WHAT YOU HAVE TO DO: Please give back the listing below in full. Change nothing.

----------------

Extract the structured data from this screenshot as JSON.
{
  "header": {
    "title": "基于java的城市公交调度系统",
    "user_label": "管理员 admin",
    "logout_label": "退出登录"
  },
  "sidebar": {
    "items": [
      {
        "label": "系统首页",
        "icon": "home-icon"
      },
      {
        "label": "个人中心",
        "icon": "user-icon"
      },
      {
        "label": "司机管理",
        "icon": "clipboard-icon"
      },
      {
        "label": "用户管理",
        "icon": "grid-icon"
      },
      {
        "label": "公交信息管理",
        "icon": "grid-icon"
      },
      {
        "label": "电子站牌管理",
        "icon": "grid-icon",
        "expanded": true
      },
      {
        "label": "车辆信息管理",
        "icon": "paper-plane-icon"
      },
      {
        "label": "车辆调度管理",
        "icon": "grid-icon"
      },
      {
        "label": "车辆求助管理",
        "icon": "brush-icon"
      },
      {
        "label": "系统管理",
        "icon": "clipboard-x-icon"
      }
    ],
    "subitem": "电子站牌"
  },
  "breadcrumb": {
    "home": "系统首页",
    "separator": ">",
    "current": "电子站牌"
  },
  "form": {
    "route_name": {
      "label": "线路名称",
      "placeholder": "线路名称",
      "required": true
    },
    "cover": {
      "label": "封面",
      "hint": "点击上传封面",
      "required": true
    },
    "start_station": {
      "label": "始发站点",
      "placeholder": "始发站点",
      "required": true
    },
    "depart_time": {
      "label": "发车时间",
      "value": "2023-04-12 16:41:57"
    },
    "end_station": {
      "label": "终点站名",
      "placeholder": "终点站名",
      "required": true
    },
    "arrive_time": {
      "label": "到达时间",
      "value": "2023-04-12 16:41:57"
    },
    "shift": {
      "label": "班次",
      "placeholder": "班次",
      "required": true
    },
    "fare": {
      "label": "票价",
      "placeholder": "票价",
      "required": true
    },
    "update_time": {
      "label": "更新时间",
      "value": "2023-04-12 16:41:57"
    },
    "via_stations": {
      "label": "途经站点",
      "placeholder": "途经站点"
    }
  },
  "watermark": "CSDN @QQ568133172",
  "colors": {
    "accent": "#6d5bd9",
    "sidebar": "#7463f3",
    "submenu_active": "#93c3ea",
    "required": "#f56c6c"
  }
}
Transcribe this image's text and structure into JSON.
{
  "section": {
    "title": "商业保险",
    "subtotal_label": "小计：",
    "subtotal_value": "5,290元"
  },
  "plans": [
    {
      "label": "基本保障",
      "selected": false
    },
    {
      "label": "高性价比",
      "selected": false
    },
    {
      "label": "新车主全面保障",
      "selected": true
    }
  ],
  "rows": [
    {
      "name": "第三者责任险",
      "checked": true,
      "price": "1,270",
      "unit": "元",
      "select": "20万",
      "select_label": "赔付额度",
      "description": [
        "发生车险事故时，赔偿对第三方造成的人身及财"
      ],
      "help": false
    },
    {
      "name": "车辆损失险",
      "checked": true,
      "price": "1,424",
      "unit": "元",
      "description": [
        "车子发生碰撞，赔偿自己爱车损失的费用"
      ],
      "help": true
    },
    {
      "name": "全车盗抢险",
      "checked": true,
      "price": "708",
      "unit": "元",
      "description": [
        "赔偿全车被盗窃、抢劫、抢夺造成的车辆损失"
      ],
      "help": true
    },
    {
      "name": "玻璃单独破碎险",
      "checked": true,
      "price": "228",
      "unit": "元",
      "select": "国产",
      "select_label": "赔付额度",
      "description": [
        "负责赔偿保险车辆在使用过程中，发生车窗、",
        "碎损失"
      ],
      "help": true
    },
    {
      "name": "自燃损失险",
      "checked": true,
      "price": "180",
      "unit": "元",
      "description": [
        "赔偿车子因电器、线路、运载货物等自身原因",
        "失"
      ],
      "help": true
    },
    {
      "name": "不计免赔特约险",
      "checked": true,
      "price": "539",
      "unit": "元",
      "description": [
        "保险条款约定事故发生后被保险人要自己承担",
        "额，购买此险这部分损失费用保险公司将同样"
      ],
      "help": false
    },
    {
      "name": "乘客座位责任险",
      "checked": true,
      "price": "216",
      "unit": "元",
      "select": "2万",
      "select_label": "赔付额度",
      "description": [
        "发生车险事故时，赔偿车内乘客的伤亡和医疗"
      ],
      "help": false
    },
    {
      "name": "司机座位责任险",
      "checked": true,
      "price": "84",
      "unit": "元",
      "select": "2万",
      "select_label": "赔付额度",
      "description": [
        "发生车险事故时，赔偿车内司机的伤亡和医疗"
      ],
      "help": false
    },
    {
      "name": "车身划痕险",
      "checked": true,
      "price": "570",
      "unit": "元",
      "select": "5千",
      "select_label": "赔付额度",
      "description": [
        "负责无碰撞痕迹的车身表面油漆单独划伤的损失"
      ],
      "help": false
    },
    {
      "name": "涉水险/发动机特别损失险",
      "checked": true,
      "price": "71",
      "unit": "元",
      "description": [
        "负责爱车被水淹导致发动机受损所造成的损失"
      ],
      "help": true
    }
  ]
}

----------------

RESPONSE TO THE EXERCISE:
Extract the structured data from this screenshot as JSON.
{
  "header": {
    "title": "基于java的城市公交调度系统",
    "user_label": "管理员 admin",
    "logout_label": "退出登录"
  },
  "sidebar": {
    "items": [
      {
        "label": "系统首页",
        "icon": "home-icon"
      },
      {
        "label": "个人中心",
        "icon": "user-icon"
      },
      {
        "label": "司机管理",
        "icon": "clipboard-icon"
      },
      {
        "label": "用户管理",
        "icon": "grid-icon"
      },
      {
        "label": "公交信息管理",
        "icon": "grid-icon"
      },
      {
        "label": "电子站牌管理",
        "icon": "grid-icon",
        "expanded": true
      },
      {
        "label": "车辆信息管理",
        "icon": "paper-plane-icon"
      },
      {
        "label": "车辆调度管理",
        "icon": "grid-icon"
      },
      {
        "label": "车辆求助管理",
        "icon": "brush-icon"
      },
      {
        "label": "系统管理",
        "icon": "clipboard-x-icon"
      }
    ],
    "subitem": "电子站牌"
  },
  "breadcrumb": {
    "home": "系统首页",
    "separator": ">",
    "current": "电子站牌"
  },
  "form": {
    "route_name": {
      "label": "线路名称",
      "placeholder": "线路名称",
      "required": true
    },
    "cover": {
      "label": "封面",
      "hint": "点击上传封面",
      "required": true
    },
    "start_station": {
      "label": "始发站点",
      "placeholder": "始发站点",
      "required": true
    },
    "depart_time": {
      "label": "发车时间",
      "value": "2023-04-12 16:41:57"
    },
    "end_station": {
      "label": "终点站名",
      "placeholder": "终点站名",
      "required": true
    },
    "arrive_time": {
      "label": "到达时间",
      "value": "2023-04-12 16:41:57"
    },
    "shift": {
      "label": "班次",
      "placeholder": "班次",
      "required": true
    },
    "fare": {
      "label": "票价",
      "placeholder": "票价",
      "required": true
    },
    "update_time": {
      "label": "更新时间",
      "value": "2023-04-12 16:41:57"
    },
    "via_stations": {
      "label": "途经站点",
      "placeholder": "途经站点"
    }
  },
  "watermark": "CSDN @QQ568133172",
  "colors": {
    "accent": "#6d5bd9",
    "sidebar": "#7463f3",
    "submenu_active": "#93c3ea",
    "required": "#f56c6c"
  }
}
Transcribe this image's text and structure into JSON.
{
  "section": {
    "title": "商业保险",
    "subtotal_label": "小计：",
    "subtotal_value": "5,290元"
  },
  "plans": [
    {
      "label": "基本保障",
      "selected": false
    },
    {
      "label": "高性价比",
      "selected": false
    },
    {
      "label": "新车主全面保障",
      "selected": true
    }
  ],
  "rows": [
    {
      "name": "第三者责任险",
      "checked": true,
      "price": "1,270",
      "unit": "元",
      "select": "20万",
      "select_label": "赔付额度",
      "description": [
        "发生车险事故时，赔偿对第三方造成的人身及财"
      ],
      "help": false
    },
    {
      "name": "车辆损失险",
      "checked": true,
      "price": "1,424",
      "unit": "元",
      "description": [
        "车子发生碰撞，赔偿自己爱车损失的费用"
      ],
      "help": true
    },
    {
      "name": "全车盗抢险",
      "checked": true,
      "price": "708",
      "unit": "元",
      "description": [
        "赔偿全车被盗窃、抢劫、抢夺造成的车辆损失"
      ],
      "help": true
    },
    {
      "name": "玻璃单独破碎险",
      "checked": true,
      "price": "228",
      "unit": "元",
      "select": "国产",
      "select_label": "赔付额度",
      "description": [
        "负责赔偿保险车辆在使用过程中，发生车窗、",
        "碎损失"
      ],
      "help": true
    },
    {
      "name": "自燃损失险",
      "checked": true,
      "price": "180",
      "unit": "元",
      "description": [
        "赔偿车子因电器、线路、运载货物等自身原因",
        "失"
      ],
      "help": true
    },
    {
      "name": "不计免赔特约险",
      "checked": true,
      "price": "539",
      "unit": "元",
      "description": [
        "保险条款约定事故发生后被保险人要自己承担",
        "额，购买此险这部分损失费用保险公司将同样"
      ],
      "help": false
    },
    {
      "name": "乘客座位责任险",
      "checked": true,
      "price": "216",
      "unit": "元",
      "select": "2万",
      "select_label": "赔付额度",
      "description": [
        "发生车险事故时，赔偿车内乘客的伤亡和医疗"
      ],
      "help": false
    },
    {
      "name": "司机座位责任险",
      "checked": true,
      "price": "84",
      "unit": "元",
      "select": "2万",
      "select_label": "赔付额度",
      "description": [
        "发生车险事故时，赔偿车内司机的伤亡和医疗"
      ],
      "help": false
    },
    {
      "name": "车身划痕险",
      "checked": true,
      "price": "570",
      "unit": "元",
      "select": "5千",
      "select_label": "赔付额度",
      "description": [
        "负责无碰撞痕迹的车身表面油漆单独划伤的损失"
      ],
      "help": false
    },
    {
      "name": "涉水险/发动机特别损失险",
      "checked": true,
      "price": "71",
      "unit": "元",
      "description": [
        "负责爱车被水淹导致发动机受损所造成的损失"
      ],
      "help": true
    }
  ]
}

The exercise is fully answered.